> **Required action**:
Within the records below, filter for lines carrying the word "background" and copy them.

(Stored dataset items)
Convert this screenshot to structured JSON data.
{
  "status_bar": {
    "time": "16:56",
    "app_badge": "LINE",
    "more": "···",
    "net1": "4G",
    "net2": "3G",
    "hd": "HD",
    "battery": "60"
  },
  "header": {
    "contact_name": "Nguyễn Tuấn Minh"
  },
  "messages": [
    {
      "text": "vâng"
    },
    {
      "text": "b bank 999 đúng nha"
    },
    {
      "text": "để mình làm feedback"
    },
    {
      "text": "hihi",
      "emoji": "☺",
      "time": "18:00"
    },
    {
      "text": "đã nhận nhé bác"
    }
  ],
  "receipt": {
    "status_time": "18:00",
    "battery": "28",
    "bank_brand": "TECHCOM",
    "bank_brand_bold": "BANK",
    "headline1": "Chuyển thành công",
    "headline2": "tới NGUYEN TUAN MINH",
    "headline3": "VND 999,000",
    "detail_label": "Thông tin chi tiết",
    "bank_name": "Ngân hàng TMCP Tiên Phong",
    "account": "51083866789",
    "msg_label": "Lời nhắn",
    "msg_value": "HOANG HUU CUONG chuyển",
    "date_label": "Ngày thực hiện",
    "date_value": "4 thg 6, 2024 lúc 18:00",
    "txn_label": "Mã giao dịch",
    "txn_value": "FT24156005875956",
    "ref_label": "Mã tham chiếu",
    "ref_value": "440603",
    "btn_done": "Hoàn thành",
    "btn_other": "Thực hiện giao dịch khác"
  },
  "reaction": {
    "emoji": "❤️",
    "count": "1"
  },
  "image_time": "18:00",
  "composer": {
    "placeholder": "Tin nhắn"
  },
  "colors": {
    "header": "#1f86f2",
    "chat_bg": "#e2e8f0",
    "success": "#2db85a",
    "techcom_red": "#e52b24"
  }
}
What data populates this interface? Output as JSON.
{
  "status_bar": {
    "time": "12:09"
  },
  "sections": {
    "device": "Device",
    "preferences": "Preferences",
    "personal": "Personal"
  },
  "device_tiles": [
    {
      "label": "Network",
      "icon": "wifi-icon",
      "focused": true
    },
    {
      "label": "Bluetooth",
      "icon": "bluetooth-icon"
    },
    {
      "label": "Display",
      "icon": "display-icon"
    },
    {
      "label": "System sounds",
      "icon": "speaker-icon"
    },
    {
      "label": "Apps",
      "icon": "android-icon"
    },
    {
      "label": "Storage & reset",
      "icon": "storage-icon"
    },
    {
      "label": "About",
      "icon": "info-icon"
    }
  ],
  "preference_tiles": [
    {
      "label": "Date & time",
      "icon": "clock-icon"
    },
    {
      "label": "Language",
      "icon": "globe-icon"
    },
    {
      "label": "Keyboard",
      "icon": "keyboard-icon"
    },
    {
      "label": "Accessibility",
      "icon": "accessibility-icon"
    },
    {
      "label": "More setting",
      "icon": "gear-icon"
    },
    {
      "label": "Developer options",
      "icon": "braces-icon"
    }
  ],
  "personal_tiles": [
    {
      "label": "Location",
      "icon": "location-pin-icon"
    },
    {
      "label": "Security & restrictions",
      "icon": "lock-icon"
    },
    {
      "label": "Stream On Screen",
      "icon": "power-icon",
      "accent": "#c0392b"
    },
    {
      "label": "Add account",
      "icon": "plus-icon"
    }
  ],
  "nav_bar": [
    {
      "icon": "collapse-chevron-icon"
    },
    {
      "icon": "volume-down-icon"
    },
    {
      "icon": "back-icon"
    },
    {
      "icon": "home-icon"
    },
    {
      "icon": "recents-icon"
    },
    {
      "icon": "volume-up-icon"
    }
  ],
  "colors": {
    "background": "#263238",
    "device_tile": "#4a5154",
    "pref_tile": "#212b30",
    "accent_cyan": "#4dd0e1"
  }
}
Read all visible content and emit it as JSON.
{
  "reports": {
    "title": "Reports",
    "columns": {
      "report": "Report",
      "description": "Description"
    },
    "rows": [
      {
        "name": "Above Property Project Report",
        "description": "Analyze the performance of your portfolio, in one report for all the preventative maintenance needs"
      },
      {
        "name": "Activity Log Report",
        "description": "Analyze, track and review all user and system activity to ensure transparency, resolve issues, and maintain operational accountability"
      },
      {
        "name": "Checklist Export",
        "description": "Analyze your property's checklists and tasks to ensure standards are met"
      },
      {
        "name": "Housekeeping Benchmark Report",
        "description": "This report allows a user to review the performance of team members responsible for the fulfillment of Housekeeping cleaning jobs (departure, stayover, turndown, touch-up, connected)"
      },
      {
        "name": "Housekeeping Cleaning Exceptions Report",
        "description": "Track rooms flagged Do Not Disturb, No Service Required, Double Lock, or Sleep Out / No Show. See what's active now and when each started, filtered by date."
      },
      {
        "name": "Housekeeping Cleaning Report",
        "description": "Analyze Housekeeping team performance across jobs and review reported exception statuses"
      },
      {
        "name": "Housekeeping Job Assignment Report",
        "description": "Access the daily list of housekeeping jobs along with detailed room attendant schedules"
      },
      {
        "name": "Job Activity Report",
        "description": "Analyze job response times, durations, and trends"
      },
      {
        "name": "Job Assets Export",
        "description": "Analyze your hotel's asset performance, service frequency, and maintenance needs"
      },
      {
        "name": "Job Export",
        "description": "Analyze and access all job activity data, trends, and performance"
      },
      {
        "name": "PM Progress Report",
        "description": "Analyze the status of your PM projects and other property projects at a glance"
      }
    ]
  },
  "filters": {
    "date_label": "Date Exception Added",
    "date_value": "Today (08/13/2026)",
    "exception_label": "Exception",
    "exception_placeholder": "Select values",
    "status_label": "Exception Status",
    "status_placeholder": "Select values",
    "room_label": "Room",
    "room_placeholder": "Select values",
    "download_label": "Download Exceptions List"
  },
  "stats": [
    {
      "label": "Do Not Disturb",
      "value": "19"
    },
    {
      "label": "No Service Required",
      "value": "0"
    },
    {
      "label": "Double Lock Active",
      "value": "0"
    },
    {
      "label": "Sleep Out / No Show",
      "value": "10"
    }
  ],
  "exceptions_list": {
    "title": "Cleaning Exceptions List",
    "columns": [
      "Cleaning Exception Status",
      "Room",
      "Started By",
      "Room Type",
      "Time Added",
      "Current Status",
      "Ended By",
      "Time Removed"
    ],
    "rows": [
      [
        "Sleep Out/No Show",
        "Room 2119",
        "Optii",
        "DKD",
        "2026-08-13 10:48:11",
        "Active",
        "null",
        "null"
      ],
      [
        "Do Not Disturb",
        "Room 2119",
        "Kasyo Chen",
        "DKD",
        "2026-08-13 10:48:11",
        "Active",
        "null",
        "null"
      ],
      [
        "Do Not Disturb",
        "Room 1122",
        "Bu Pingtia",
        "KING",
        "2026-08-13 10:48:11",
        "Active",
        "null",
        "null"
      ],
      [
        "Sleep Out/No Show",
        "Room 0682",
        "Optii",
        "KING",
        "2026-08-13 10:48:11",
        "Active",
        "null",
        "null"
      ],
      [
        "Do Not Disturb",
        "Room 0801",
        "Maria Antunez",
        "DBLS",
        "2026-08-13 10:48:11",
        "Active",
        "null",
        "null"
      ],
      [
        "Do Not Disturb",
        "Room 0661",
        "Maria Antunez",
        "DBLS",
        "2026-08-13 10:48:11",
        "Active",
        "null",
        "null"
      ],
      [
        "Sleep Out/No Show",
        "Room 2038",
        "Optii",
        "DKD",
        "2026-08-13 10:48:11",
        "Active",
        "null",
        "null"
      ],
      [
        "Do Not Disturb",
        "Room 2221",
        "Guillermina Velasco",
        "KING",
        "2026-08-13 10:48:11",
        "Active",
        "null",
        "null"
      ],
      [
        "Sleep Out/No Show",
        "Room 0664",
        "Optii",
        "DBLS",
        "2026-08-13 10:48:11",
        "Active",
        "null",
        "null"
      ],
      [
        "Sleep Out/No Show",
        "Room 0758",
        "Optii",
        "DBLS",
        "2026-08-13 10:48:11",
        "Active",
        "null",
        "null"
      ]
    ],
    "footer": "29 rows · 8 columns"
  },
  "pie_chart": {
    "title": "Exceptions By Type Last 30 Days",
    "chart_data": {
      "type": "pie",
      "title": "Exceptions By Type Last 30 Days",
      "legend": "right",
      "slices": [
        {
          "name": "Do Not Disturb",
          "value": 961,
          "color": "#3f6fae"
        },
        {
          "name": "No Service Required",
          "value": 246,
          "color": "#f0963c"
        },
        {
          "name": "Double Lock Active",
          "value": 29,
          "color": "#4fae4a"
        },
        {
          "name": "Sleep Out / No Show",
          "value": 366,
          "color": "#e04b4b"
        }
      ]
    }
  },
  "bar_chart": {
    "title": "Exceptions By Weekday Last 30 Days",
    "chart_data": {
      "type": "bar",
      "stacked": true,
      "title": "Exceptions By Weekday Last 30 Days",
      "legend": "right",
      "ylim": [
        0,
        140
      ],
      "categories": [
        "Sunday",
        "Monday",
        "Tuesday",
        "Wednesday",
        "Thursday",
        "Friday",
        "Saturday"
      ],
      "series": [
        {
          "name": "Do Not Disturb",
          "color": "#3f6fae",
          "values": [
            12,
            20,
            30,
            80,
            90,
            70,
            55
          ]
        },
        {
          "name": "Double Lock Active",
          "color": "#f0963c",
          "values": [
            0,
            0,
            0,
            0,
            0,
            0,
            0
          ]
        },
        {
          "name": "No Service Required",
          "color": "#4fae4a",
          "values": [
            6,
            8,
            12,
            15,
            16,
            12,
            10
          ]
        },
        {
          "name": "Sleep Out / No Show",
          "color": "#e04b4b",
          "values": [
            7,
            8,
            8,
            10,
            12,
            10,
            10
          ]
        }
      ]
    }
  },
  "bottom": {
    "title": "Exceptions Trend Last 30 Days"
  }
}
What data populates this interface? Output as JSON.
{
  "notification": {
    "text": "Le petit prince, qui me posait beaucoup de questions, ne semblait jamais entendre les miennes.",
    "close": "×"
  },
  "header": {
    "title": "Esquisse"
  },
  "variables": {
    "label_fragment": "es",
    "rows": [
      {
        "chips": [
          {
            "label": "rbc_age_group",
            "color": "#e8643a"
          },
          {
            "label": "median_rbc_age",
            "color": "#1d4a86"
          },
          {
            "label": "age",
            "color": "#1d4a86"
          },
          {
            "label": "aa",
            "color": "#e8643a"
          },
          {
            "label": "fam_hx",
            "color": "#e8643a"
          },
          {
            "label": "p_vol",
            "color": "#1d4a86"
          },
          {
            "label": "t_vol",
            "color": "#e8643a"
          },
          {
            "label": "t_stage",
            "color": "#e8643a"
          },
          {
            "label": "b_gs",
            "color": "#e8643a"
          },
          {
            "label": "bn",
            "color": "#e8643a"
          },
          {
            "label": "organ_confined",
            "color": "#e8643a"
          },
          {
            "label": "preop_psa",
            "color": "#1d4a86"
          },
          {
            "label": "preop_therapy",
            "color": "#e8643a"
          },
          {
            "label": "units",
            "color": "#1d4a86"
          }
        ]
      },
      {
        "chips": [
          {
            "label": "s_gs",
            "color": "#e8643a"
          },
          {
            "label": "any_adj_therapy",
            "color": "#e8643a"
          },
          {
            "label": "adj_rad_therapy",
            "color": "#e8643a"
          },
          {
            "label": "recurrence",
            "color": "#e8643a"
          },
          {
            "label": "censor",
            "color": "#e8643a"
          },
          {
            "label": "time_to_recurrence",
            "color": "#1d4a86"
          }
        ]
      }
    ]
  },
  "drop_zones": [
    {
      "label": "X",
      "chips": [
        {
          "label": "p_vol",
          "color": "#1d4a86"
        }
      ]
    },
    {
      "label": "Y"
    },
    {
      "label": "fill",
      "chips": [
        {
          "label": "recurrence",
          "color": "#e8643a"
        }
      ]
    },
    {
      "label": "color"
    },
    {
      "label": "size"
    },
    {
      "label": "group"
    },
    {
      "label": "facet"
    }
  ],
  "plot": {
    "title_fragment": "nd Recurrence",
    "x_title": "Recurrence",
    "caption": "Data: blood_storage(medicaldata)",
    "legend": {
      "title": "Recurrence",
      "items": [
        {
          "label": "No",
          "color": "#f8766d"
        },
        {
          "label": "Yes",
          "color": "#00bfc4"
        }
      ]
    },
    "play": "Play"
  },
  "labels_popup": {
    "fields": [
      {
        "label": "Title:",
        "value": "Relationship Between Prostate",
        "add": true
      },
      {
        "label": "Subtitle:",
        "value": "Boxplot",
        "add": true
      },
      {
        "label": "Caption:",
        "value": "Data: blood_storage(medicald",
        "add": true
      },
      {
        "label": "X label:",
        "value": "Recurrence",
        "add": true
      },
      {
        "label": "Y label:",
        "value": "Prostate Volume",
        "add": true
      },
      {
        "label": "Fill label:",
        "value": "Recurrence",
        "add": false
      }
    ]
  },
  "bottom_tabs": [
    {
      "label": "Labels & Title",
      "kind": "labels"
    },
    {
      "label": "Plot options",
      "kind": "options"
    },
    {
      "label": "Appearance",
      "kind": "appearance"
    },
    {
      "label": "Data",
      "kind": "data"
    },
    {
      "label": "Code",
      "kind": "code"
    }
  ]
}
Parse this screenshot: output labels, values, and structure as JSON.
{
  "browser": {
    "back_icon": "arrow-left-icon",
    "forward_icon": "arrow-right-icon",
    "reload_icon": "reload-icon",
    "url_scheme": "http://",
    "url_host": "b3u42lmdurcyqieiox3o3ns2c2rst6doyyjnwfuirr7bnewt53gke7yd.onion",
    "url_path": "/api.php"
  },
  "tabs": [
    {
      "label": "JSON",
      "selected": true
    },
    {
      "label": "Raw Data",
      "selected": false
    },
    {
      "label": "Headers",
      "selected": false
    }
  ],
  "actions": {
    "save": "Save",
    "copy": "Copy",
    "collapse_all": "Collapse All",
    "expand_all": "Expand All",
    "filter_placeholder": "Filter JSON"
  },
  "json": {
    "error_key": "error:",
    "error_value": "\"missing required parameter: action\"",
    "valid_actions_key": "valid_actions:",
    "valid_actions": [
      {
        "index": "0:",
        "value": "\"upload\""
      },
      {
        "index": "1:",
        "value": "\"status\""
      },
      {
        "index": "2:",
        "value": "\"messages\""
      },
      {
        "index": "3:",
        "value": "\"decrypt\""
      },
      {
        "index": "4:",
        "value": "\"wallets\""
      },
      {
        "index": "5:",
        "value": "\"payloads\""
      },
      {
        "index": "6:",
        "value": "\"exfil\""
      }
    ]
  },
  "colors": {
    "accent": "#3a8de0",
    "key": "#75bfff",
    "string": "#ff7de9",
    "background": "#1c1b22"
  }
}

> **Result of the task**:
    "background": "#263238",
    "background": "#1c1b22"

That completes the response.